Now if you will excuse me, I have a goat to slaughter.

“Golf is a game in which you yell "Fore!", shoot six, and write down five” - Paul Harvey

Saturday, March 03, 2007

Explore Your Limits

Today I ran my first trail run - the Virginia Explore Park's Explore Your Limits 10K trail run.

It was challenging. Dodging roots and rock, navigating mud, ascending and descending hills through the woods is a brand new experience for this pavement runner.

And I liked it.

I think I'll do some more of this trail running.

And what a beautiful place to enjoy this experience. The Explore Park is an 1,100-acre facility on the Blue Ridge Parkway in Roanoke VA, which was created by the General Assembly in 1986 as part of a public-private partnership. The Park encompasses an outdoor living history museum, outdoor recreation venues, and natural areas along with miles of trails for runners, hikers and moutain bikers alike.

In addition, Explore Park’s Historic Areas feature a unique blend of early western Virginia eras and cultures. Here you'll find the Totero Village, an authentic glimpse into the life of the Native Americans in this region in the 17th century.

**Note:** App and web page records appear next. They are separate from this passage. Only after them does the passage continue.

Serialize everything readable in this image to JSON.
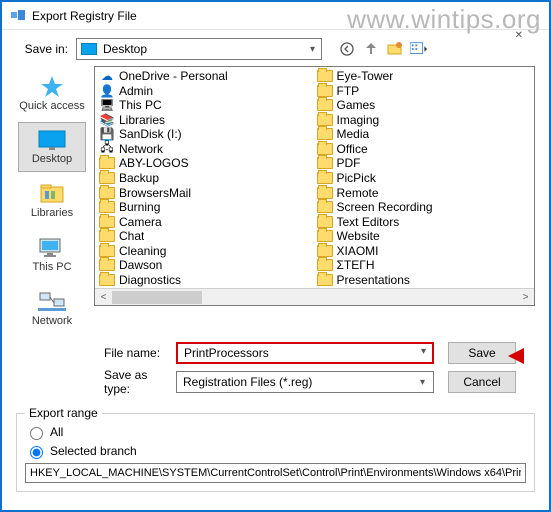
{
  "watermark": "www.wintips.org",
  "window": {
    "title": "Export Registry File"
  },
  "savein": {
    "label": "Save in:",
    "value": "Desktop"
  },
  "places": [
    {
      "label": "Quick access",
      "icon": "star"
    },
    {
      "label": "Desktop",
      "icon": "desktop",
      "selected": true
    },
    {
      "label": "Libraries",
      "icon": "libraries"
    },
    {
      "label": "This PC",
      "icon": "pc"
    },
    {
      "label": "Network",
      "icon": "network"
    }
  ],
  "listing": {
    "col1": [
      {
        "name": "OneDrive - Personal",
        "icon": "onedrive"
      },
      {
        "name": "Admin",
        "icon": "user"
      },
      {
        "name": "This PC",
        "icon": "pc"
      },
      {
        "name": "Libraries",
        "icon": "lib"
      },
      {
        "name": "SanDisk (I:)",
        "icon": "disk"
      },
      {
        "name": "Network",
        "icon": "net"
      },
      {
        "name": "ABY-LOGOS",
        "icon": "folder"
      },
      {
        "name": "Backup",
        "icon": "folder"
      },
      {
        "name": "BrowsersMail",
        "icon": "folder"
      },
      {
        "name": "Burning",
        "icon": "folder"
      },
      {
        "name": "Camera",
        "icon": "folder"
      },
      {
        "name": "Chat",
        "icon": "folder"
      },
      {
        "name": "Cleaning",
        "icon": "folder"
      },
      {
        "name": "Dawson",
        "icon": "folder"
      },
      {
        "name": "Diagnostics",
        "icon": "folder"
      }
    ],
    "col2": [
      {
        "name": "Eye-Tower",
        "icon": "folder"
      },
      {
        "name": "FTP",
        "icon": "folder"
      },
      {
        "name": "Games",
        "icon": "folder"
      },
      {
        "name": "Imaging",
        "icon": "folder"
      },
      {
        "name": "Media",
        "icon": "folder"
      },
      {
        "name": "Office",
        "icon": "folder"
      },
      {
        "name": "PDF",
        "icon": "folder"
      },
      {
        "name": "PicPick",
        "icon": "folder"
      },
      {
        "name": "Remote",
        "icon": "folder"
      },
      {
        "name": "Screen Recording",
        "icon": "folder"
      },
      {
        "name": "Text Editors",
        "icon": "folder"
      },
      {
        "name": "Website",
        "icon": "folder"
      },
      {
        "name": "XIAOMI",
        "icon": "folder"
      },
      {
        "name": "ΣΤΕΓΗ",
        "icon": "folder"
      },
      {
        "name": "Presentations",
        "icon": "folder"
      }
    ]
  },
  "filename": {
    "label": "File name:",
    "value": "PrintProcessors"
  },
  "saveas": {
    "label": "Save as type:",
    "value": "Registration Files (*.reg)"
  },
  "buttons": {
    "save": "Save",
    "cancel": "Cancel"
  },
  "exportrange": {
    "legend": "Export range",
    "all": "All",
    "selected": "Selected branch",
    "branch": "HKEY_LOCAL_MACHINE\\SYSTEM\\CurrentControlSet\\Control\\Print\\Environments\\Windows x64\\Prin"
  }
}
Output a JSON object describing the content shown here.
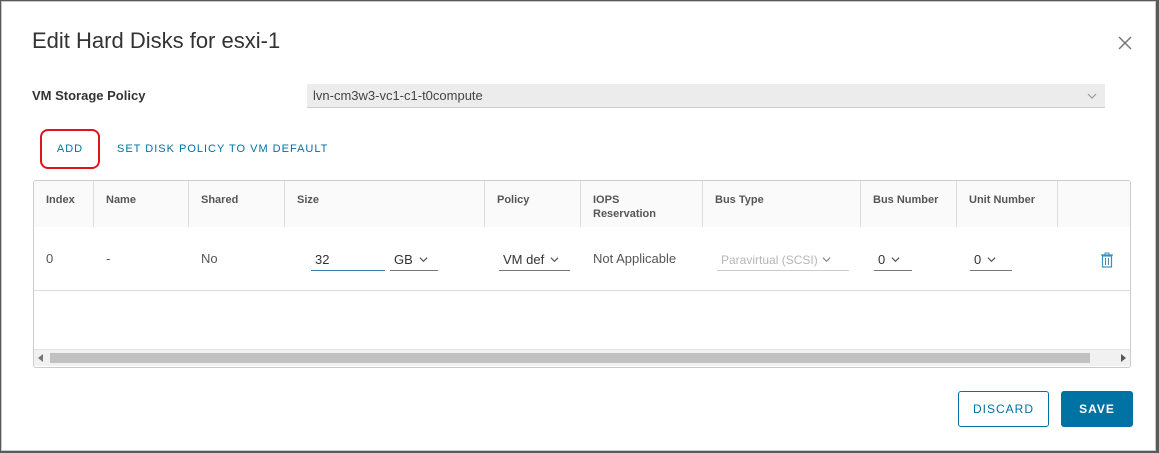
{
  "dialog": {
    "title": "Edit Hard Disks for esxi-1",
    "close_icon": "close-icon"
  },
  "storage_policy": {
    "label": "VM Storage Policy",
    "value": "lvn-cm3w3-vc1-c1-t0compute"
  },
  "actions": {
    "add_label": "ADD",
    "set_default_label": "SET DISK POLICY TO VM DEFAULT"
  },
  "grid": {
    "columns": [
      {
        "label": "Index"
      },
      {
        "label": "Name"
      },
      {
        "label": "Shared"
      },
      {
        "label": "Size"
      },
      {
        "label": "Policy"
      },
      {
        "label": "IOPS Reservation"
      },
      {
        "label": "Bus Type"
      },
      {
        "label": "Bus Number"
      },
      {
        "label": "Unit Number"
      },
      {
        "label": ""
      }
    ],
    "rows": [
      {
        "index": "0",
        "name": "-",
        "shared": "No",
        "size_value": "32",
        "size_unit": "GB",
        "policy": "VM def",
        "iops": "Not Applicable",
        "bus_type": "Paravirtual (SCSI)",
        "bus_number": "0",
        "unit_number": "0",
        "delete_icon": "trash-icon"
      }
    ]
  },
  "footer": {
    "discard_label": "DISCARD",
    "save_label": "SAVE"
  },
  "colors": {
    "accent": "#0072a3",
    "highlight": "#e0141e"
  }
}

There is also the Frontier Fort, a fortified homestead common to Virginia’s western frontier in the 18th century and from the 19th Century, a farm and farm animals, one-room school, blacksmith shop, working grist mill and Virginia’s most expansive river culture interpretive site.

Explore Park is a living museum dedicated to preserving the early American history which is native to the Blue Ridge. From the recreated structures to the period clad presenters, you'll feel as though you've taken a step back in time - and you'll love it.

If you haven't yet done so, plan to visit soon. Oh and by the way, This guy is holding the starting gun from today's race.

How cool is that?